Sarah Ortiz Shields (19:51):
Well, I wish that was a thing. There’s over 60 departments in the city. Each one of those departments probably has, I don’t know how many processes. So, I mean, I don’t know.
Dan Graham (20:06):
Is there a way even to measure it in bulk, like the city consumes X pounds of paper a year, or the city destroys this many rainforest acreage per year.
Sarah Ortiz Shields (20:19):
When I first started, I reached out to the city of the purchasing department to try and get that number because I wanted to know how many boxes or pounds of paper the city was purchasing as, as a whole. And they told me I had to go to each individual department to find out and talk to their purchasing person and find out how many boxes of paper were ordered. So it wasn’t, it wasn’t something that was feasible for me to reach out to each department to figure out their paper.
Dan Graham (20:46):
And they probably all order from different suppliers.
Sarah Ortiz Shields (20:49):
Lisa Graham (20:50):
Is this something that city departments are actively pursuing, or is it something that when you go in and say, we’ve got this great way to do this, it will save you money. Is there a lot of convincing that has to happen?
Sarah Ortiz Shields (20:59):
Well, we’re working, we’ve partnered with the City of Austin CTM department and CPIO, I don’t know what those stand for. So we coordinate with them and they offer their research and their designers. And so we go in and sort of as this working group team to departments that have expressed interest to digitizing their forms or their processes.
Lisa Graham (21:25):
Yeah, I find it so interesting the amount of, I mean, there’s always bureaucracy in government entities but you know, in my past life, I was a consultant in public sector and you would go into these municipalities where they, the biggest cost savings could be no longer renting an entire building to house all of their paper files.
Sarah Ortiz Shields (21:44):
We have those, yeah we have them.
Lisa Graham (21:49):
And so there is just this massive cost savings that comes along for an entire city with what you guys are doing over at ATA, which I think is amazing.
Sarah Ortiz Shields (21:57):
Yeah, it’s, it’s been really exciting. It’s exciting being able to improve service overall for a resident. So when we go in and we look at the form and how the form can be updated and get rid of the form, we’re also looking at the experience that the resident has as a whole, when they go in and they have to find a parking spot and there is no parking or the office is only open from 10:30 to 1pm. So we’re looking at the entire experience to improve that for the residents.
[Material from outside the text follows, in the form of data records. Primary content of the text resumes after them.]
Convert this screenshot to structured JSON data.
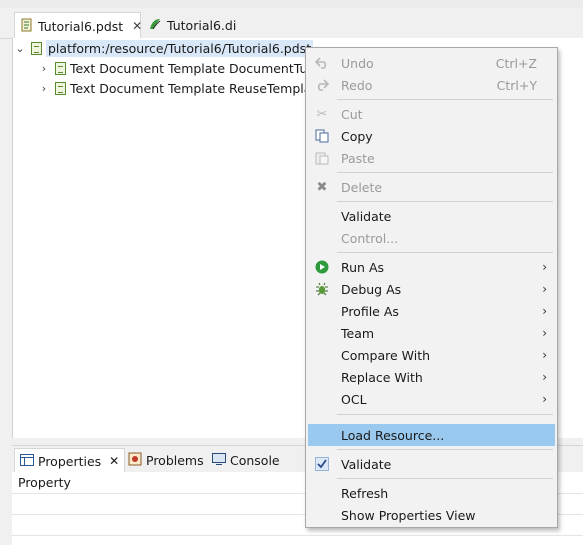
{
  "editor_tabs": [
    {
      "label": "Tutorial6.pdst",
      "icon": "pdst-file-icon",
      "active": true
    },
    {
      "label": "Tutorial6.di",
      "icon": "di-file-icon",
      "active": false
    }
  ],
  "tree": {
    "root": {
      "label": "platform:/resource/Tutorial6/Tutorial6.pdst"
    },
    "children": [
      {
        "label": "Text Document Template DocumentTuto"
      },
      {
        "label": "Text Document Template ReuseTemplate"
      }
    ]
  },
  "views": {
    "tabs": [
      {
        "label": "Properties",
        "icon": "properties-icon",
        "active": true
      },
      {
        "label": "Problems",
        "icon": "problems-icon",
        "active": false
      },
      {
        "label": "Console",
        "icon": "console-icon",
        "active": false
      }
    ],
    "column_header": "Property"
  },
  "menu": {
    "undo": {
      "label": "Undo",
      "accel": "Ctrl+Z"
    },
    "redo": {
      "label": "Redo",
      "accel": "Ctrl+Y"
    },
    "cut": {
      "label": "Cut"
    },
    "copy": {
      "label": "Copy"
    },
    "paste": {
      "label": "Paste"
    },
    "delete": {
      "label": "Delete"
    },
    "validate1": {
      "label": "Validate"
    },
    "control": {
      "label": "Control..."
    },
    "run_as": {
      "label": "Run As"
    },
    "debug_as": {
      "label": "Debug As"
    },
    "profile_as": {
      "label": "Profile As"
    },
    "team": {
      "label": "Team"
    },
    "compare_with": {
      "label": "Compare With"
    },
    "replace_with": {
      "label": "Replace With"
    },
    "ocl": {
      "label": "OCL"
    },
    "load_resource": {
      "label": "Load Resource..."
    },
    "validate2": {
      "label": "Validate"
    },
    "refresh": {
      "label": "Refresh"
    },
    "show_properties": {
      "label": "Show Properties View"
    }
  },
  "colors": {
    "menu_highlight": "#99c9ef",
    "tree_selection": "#d9e8f8",
    "run_green": "#2e9a3c"
  }
}
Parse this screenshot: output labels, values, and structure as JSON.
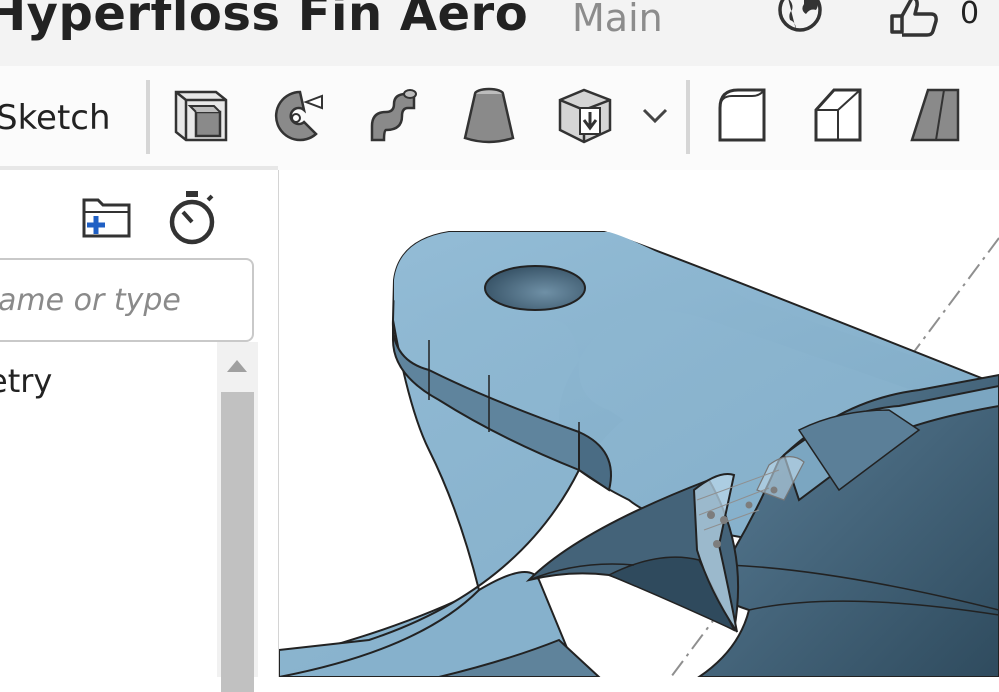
{
  "document": {
    "title": "Hyperfloss Fin Aero",
    "branch": "Main",
    "like_count": "0"
  },
  "toolbar": {
    "sketch_label": "Sketch",
    "tools": [
      {
        "name": "extrude-icon"
      },
      {
        "name": "revolve-icon"
      },
      {
        "name": "sweep-icon"
      },
      {
        "name": "loft-icon"
      },
      {
        "name": "thicken-icon"
      },
      {
        "name": "fillet-icon"
      },
      {
        "name": "chamfer-icon"
      },
      {
        "name": "draft-icon"
      }
    ]
  },
  "feature_panel": {
    "search_placeholder": "ame or type",
    "items": [
      {
        "label": "etry"
      }
    ]
  },
  "colors": {
    "part_face": "#8db7d2",
    "part_side": "#5b7f98",
    "part_dark": "#3d5b70",
    "accent_blue": "#1f5fc4"
  }
}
Lisa Graham (22:29):
And just increasing accessibility in your local government, which is what we need to be using this technology for. Well, thank you for what you all are doing. I think it’s incredible. And I think the transparency that you guys are providing for the Travis County and then the City of Austin is going to be really game changing as we go forward. And I cannot wait to see, I’m going to start checking out all those forms by the way. And I’m going to go create my own list of weirdest candidates that have filled out the application.
Sarah Ortiz Shields (22:55):
You should, it’s pretty fun.
Lisa Graham (22:59):
That’s great. Well, thank you so much for joining us. This has been amazing. I love hearing about what you guys do and thank you for it. We’re so happy to have had you, and thanks again for joining us. The Change the Rules podcast is sponsored by Chez Boom Audio for more information, visit chezboomaudio.com. And if you would like to get involved you can visit informed.vote to check out these forms and the Austin Tech Alliance at Austintech.org, Austin tech.org. Check it out. They’re doing amazing work in Travis County. And if you enjoyed this episode and want more, please visit change the rules on Apple podcasts to subscribe, and while you’re there and make sure to leave a review, it helps us promote the show and continue sharing stories of innovation.